1. You know where he stands.
No flip-flopping. No running to the polls here, he DOESN’T like plastic bags, he DOES like Milkbones and that ain’t gonna change.
2. He is loyal.
If he is your friend today, he is your friend tomorrow.
3. He is reassuring.
When he snuggles up next to you at the end of the day, it gives you that feeling that everything will be fine. Whatever happened to the kind of President who told us we had “nothing to fear, but fear itself,” or that the “torch had been passed to a new generation?” Messages from the president were once confidence infused. Now all we get it bickering.
Given this, I think Buddy would make an excellent president.
He has my vote.
When my younger son was three years old I heard him yelling, “Mommy, Mommy!” in that tone of voice that could mean that he amputated his toe with a Tonka truck or something. My mommy antennae bobbling, I rushed to the family room to see what the matter was.
“I need some chocolate in my mouf!” He proclaimed.
It was in this instant that I recognized in no uncertain terms that this child was mine. No switched-at birth-child here, no mix-up in the hospital nursery, I understood his yearning. So off to the pantry I went in search of a chocolate chip bar disguised as a healthy breakfast item for him.
So why would anything be different with my dog?
Buddy will be in a sound sleep on the couch, awaken abruptly with a lurch and then sit up next to me with a fixed stare, which we call “THE LOOK.”
It is as if he is attempting a Jedi Mind Trick, not unlike Obi Wan Kenobi, in the move, Star Wars: A New Hope.
You know, when Luke, Obi Wan and the droids are stopped by Imperial Storm Troopers, and Obi Wan waves them off, “These aren’t the droids you are looking for, move along,” and off the Storm Troopers go in a daze.
Buddy will give us THE LOOK, and as if we are the recipients of a Jedi Mind Trick, off we go to the pantry.
“Here is a little doggy treat for you Buddy!” we say, victims of his mind mastery.
It turns out our dog is a Jedi Master. Who knew?
May the force be with you Buddy!
I think that Buddy is suffering from illusions of grandeur.
He thinks he is a BIG dog.
He isn’t. He is a sixteen pound little puff ball
Apparently he doesn’t think so. When I take him to the doggy park, he jumps up on benches and rocks so he is eyeball-to-eyeball with the biggest dog in the park. He has absolutely no use for dogs that are his size. He wants to run with the BIG BOYS. He wants to carry the BIG stick.

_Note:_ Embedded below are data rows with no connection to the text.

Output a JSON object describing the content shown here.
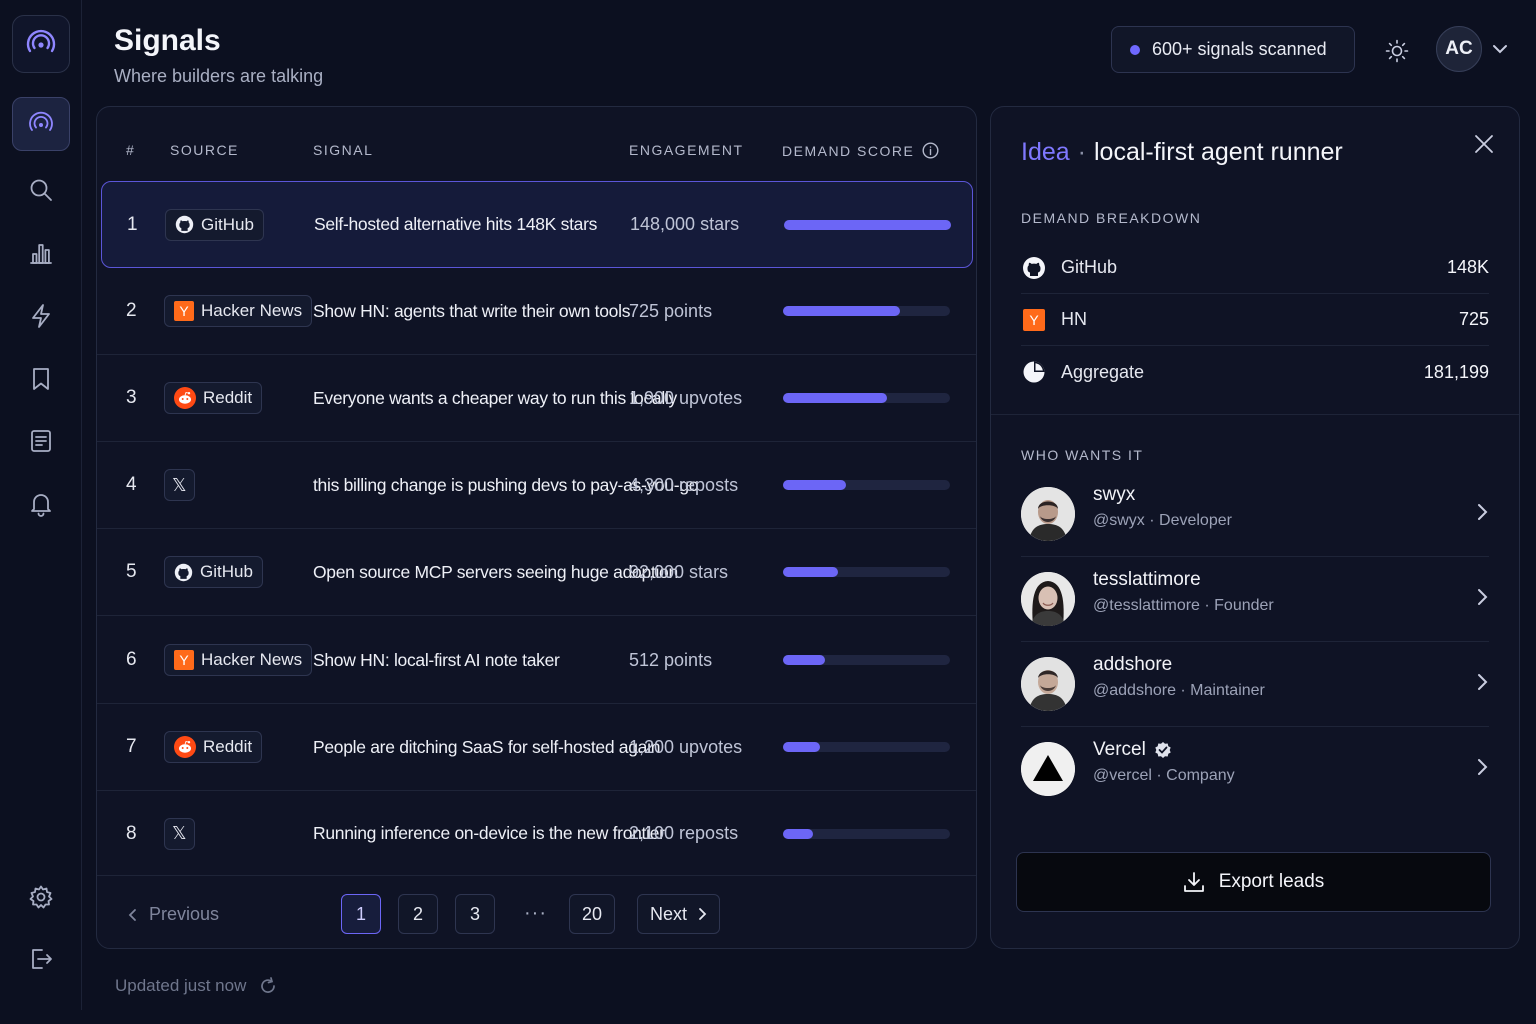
{
  "header": {
    "title": "Signals",
    "subtitle": "Where builders are talking",
    "signals_count": "600+ signals scanned",
    "avatar_initials": "AC"
  },
  "nav": [
    "signals",
    "search",
    "analytics",
    "bolt",
    "bookmark",
    "notes",
    "alerts",
    "settings",
    "logout"
  ],
  "table": {
    "headers": {
      "index": "#",
      "source": "SOURCE",
      "signal": "SIGNAL",
      "engagement": "ENGAGEMENT",
      "demand": "DEMAND SCORE"
    },
    "rows": [
      {
        "n": "1",
        "source": "GitHub",
        "source_type": "github",
        "signal": "Self-hosted alternative hits 148K stars",
        "engagement": "148,000 stars",
        "score": 1.0
      },
      {
        "n": "2",
        "source": "Hacker News",
        "source_type": "hn",
        "signal": "Show HN: agents that write their own tools",
        "engagement": "725 points",
        "score": 0.7
      },
      {
        "n": "3",
        "source": "Reddit",
        "source_type": "reddit",
        "signal": "Everyone wants a cheaper way to run this locally",
        "engagement": "1,900 upvotes",
        "score": 0.62
      },
      {
        "n": "4",
        "source": "",
        "source_type": "x",
        "signal": "this billing change is pushing devs to pay-as-you-go",
        "engagement": "4,300 reposts",
        "score": 0.38
      },
      {
        "n": "5",
        "source": "GitHub",
        "source_type": "github",
        "signal": "Open source MCP servers seeing huge adoption",
        "engagement": "92,000 stars",
        "score": 0.33
      },
      {
        "n": "6",
        "source": "Hacker News",
        "source_type": "hn",
        "signal": "Show HN: local-first AI note taker",
        "engagement": "512 points",
        "score": 0.25
      },
      {
        "n": "7",
        "source": "Reddit",
        "source_type": "reddit",
        "signal": "People are ditching SaaS for self-hosted again",
        "engagement": "1,200 upvotes",
        "score": 0.22
      },
      {
        "n": "8",
        "source": "",
        "source_type": "x",
        "signal": "Running inference on-device is the new frontier",
        "engagement": "2,100 reposts",
        "score": 0.18
      }
    ]
  },
  "pagination": {
    "previous": "Previous",
    "next": "Next",
    "pages": [
      "1",
      "2",
      "3",
      "20"
    ],
    "ellipsis": "···",
    "current": "1"
  },
  "updated": "Updated just now",
  "detail": {
    "idea_label": "Idea",
    "separator": "·",
    "idea_name": "local-first agent runner",
    "breakdown_label": "DEMAND BREAKDOWN",
    "breakdown": [
      {
        "label": "GitHub",
        "value": "148K",
        "icon": "github-icon"
      },
      {
        "label": "HN",
        "value": "725",
        "icon": "hn-icon"
      },
      {
        "label": "Aggregate",
        "value": "181,199",
        "icon": "pie-chart-icon"
      }
    ],
    "who_label": "WHO WANTS IT",
    "people": [
      {
        "name": "swyx",
        "sub": "@swyx · Developer",
        "verified": false
      },
      {
        "name": "tesslattimore",
        "sub": "@tesslattimore · Founder",
        "verified": false
      },
      {
        "name": "addshore",
        "sub": "@addshore · Maintainer",
        "verified": false
      },
      {
        "name": "Vercel",
        "sub": "@vercel · Company",
        "verified": true
      }
    ],
    "export_label": "Export leads"
  },
  "colors": {
    "accent": "#6c66f6",
    "background": "#0c1020",
    "panel": "#0f1325",
    "hn": "#ff6a1a",
    "reddit": "#ff4a14"
  }
}
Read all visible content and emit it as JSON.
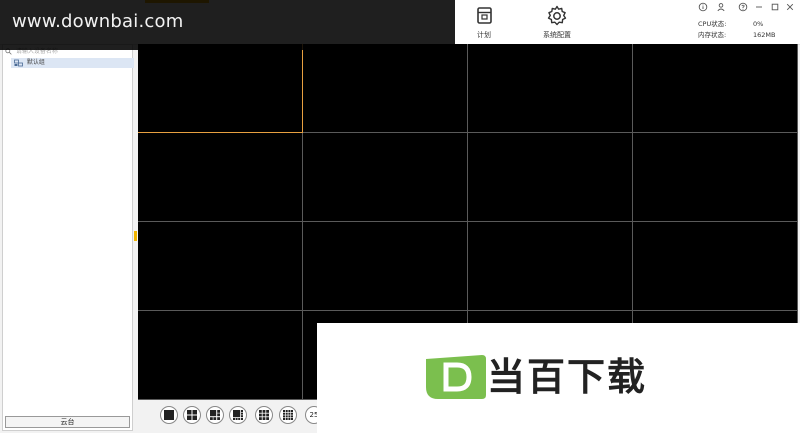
{
  "watermark": {
    "url_text": "www.downbai.com",
    "logo_letter": "D",
    "logo_text": "当百下载"
  },
  "toolbar": {
    "plan_label": "计划",
    "settings_label": "系统配置"
  },
  "status": {
    "cpu_label": "CPU状态:",
    "cpu_value": "0%",
    "mem_label": "内存状态:",
    "mem_value": "162MB"
  },
  "left_panel": {
    "search_placeholder": "请输入设备名称",
    "tree_items": [
      {
        "label": "默认组"
      }
    ],
    "ptz_label": "云台"
  },
  "video_grid": {
    "rows": 4,
    "cols": 4,
    "selected_index": 0
  },
  "layout_bar": {
    "options": [
      {
        "name": "1",
        "icon": "layout-1-icon"
      },
      {
        "name": "4",
        "icon": "layout-4-icon"
      },
      {
        "name": "6",
        "icon": "layout-6-icon"
      },
      {
        "name": "8",
        "icon": "layout-8-icon"
      },
      {
        "name": "9",
        "icon": "layout-9-icon"
      },
      {
        "name": "16",
        "icon": "layout-16-icon"
      }
    ],
    "partial_label": "25"
  },
  "colors": {
    "accent": "#f0b400",
    "selected_border": "#e8a040",
    "grid_line": "#5a5a5a",
    "tree_selected_bg": "#dce6f4",
    "logo_green": "#7bbf4e"
  }
}
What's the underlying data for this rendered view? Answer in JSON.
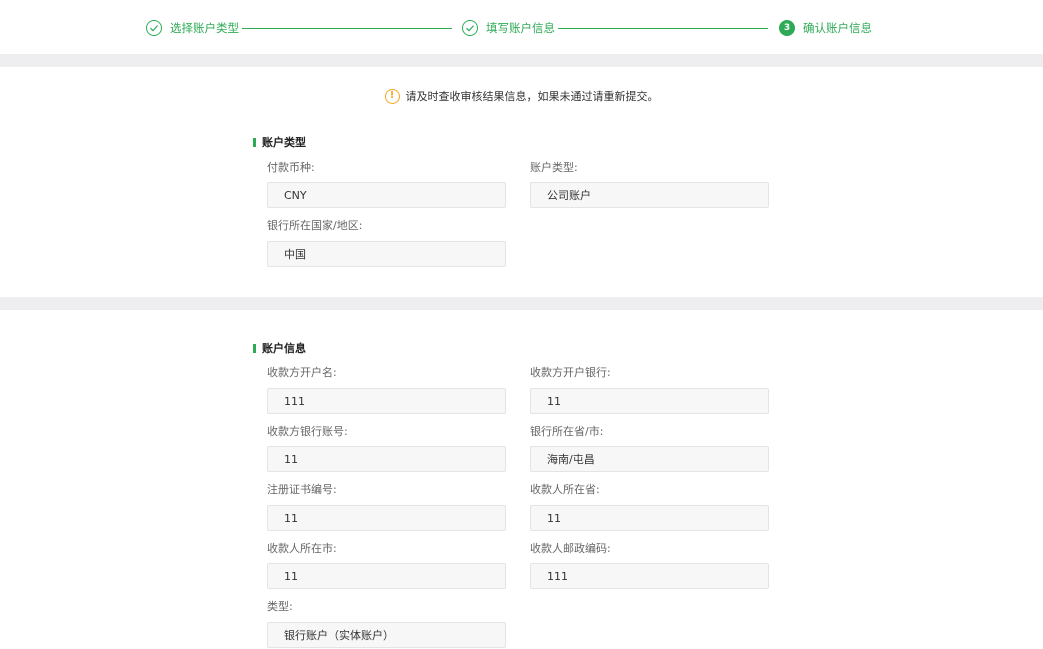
{
  "steps": [
    {
      "label": "选择账户类型",
      "state": "done"
    },
    {
      "label": "填写账户信息",
      "state": "done"
    },
    {
      "label": "确认账户信息",
      "state": "active",
      "number": "3"
    }
  ],
  "notice": {
    "icon": "warning-icon",
    "text": "请及时查收审核结果信息，如果未通过请重新提交。"
  },
  "account_type_section": {
    "title": "账户类型",
    "fields": [
      {
        "label": "付款币种:",
        "value": "CNY"
      },
      {
        "label": "账户类型:",
        "value": "公司账户"
      },
      {
        "label": "银行所在国家/地区:",
        "value": "中国"
      }
    ]
  },
  "account_info_section": {
    "title": "账户信息",
    "fields": [
      {
        "label": "收款方开户名:",
        "value": "111"
      },
      {
        "label": "收款方开户银行:",
        "value": "11"
      },
      {
        "label": "收款方银行账号:",
        "value": "11"
      },
      {
        "label": "银行所在省/市:",
        "value": "海南/屯昌"
      },
      {
        "label": "注册证书编号:",
        "value": "11"
      },
      {
        "label": "收款人所在省:",
        "value": "11"
      },
      {
        "label": "收款人所在市:",
        "value": "11"
      },
      {
        "label": "收款人邮政编码:",
        "value": "111"
      },
      {
        "label": "类型:",
        "value": "银行账户（实体账户）"
      }
    ]
  },
  "colors": {
    "accent": "#2eaa56",
    "warning": "#f5a623",
    "band": "#eeeef1"
  }
}
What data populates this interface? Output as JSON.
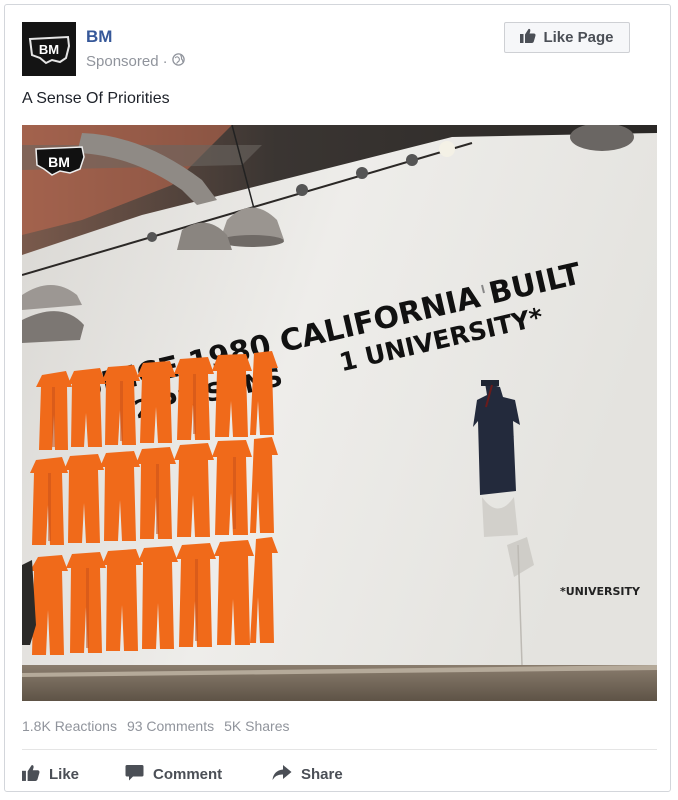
{
  "post": {
    "page_name": "BM",
    "avatar_text": "BM",
    "sponsored_label": "Sponsored",
    "separator": "·",
    "like_page_label": "Like Page",
    "caption": "A Sense Of Priorities"
  },
  "photo": {
    "logo_text": "BM",
    "wall_text_line1": "SINCE 1980 CALIFORNIA BUILT",
    "wall_text_line2": "22 PRISONS",
    "wall_text_line3": "1 UNIVERSITY*",
    "footnote": "*UNIVERSITY"
  },
  "stats": {
    "reactions": "1.8K Reactions",
    "comments": "93 Comments",
    "shares": "5K Shares"
  },
  "actions": {
    "like": "Like",
    "comment": "Comment",
    "share": "Share"
  },
  "colors": {
    "link_blue": "#365899",
    "muted": "#90949c",
    "action_text": "#4b4f56",
    "jumpsuit_orange": "#f26a1b"
  },
  "icons": [
    "globe-icon",
    "thumbs-up-icon",
    "comment-icon",
    "share-icon"
  ]
}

I remember announcing at dinner one evening when I was around ten years old that I had something important to discuss with my supposed parents. I had read about Princess Anne of England in my Weekly Reader, and of course had come to understand that I had been switched at birth with her. The intention of the switch was to ensure that I wouldn’t be spoiled, and that when I reached the age of 18 I would return to England and take my rightful place among British royalty.
I was indignant when my parents burst into laughter. Worse, after that my mother began to call me “Queenie,” as in “Go pick up your toys, Queenie.”
I am not going to burst Buddy’s bubble. If he thinks he is big, then he IS big.
“You go get ‘em, Buddy, you are a BIG BOY!”
photo: Buddy with Stick by Andrew McIntyre
Living with Buddy is sometimes like living in the horse head bed scene in the movie The Godfather. You know, when the movie producer wakes to find the head of his prized horse in his bloodied bed.
Yeah, like that.
One look around our apartment is like the set from a bad horror movie. Little chewed and maimed stuffed critters are strewn on the floor. They are in a number of stages of ruin, missing ears, tails; their noses and faces are demolished.
Lured by clever pet toy marketers, I try to purchase durable toys. “Tuff stuff! Guaranteed to last! Dura-tough!” the labels read. Hopeful, I purchase one of these supposed long lasting toys and in a matter of MINUTES Buddy will have chewed off one of the poor thing’s extremities.
One would think an adorable, sixteen pound flutternut of a pooch would not be capable of such sadistic behavior, but he apparently has a darker side.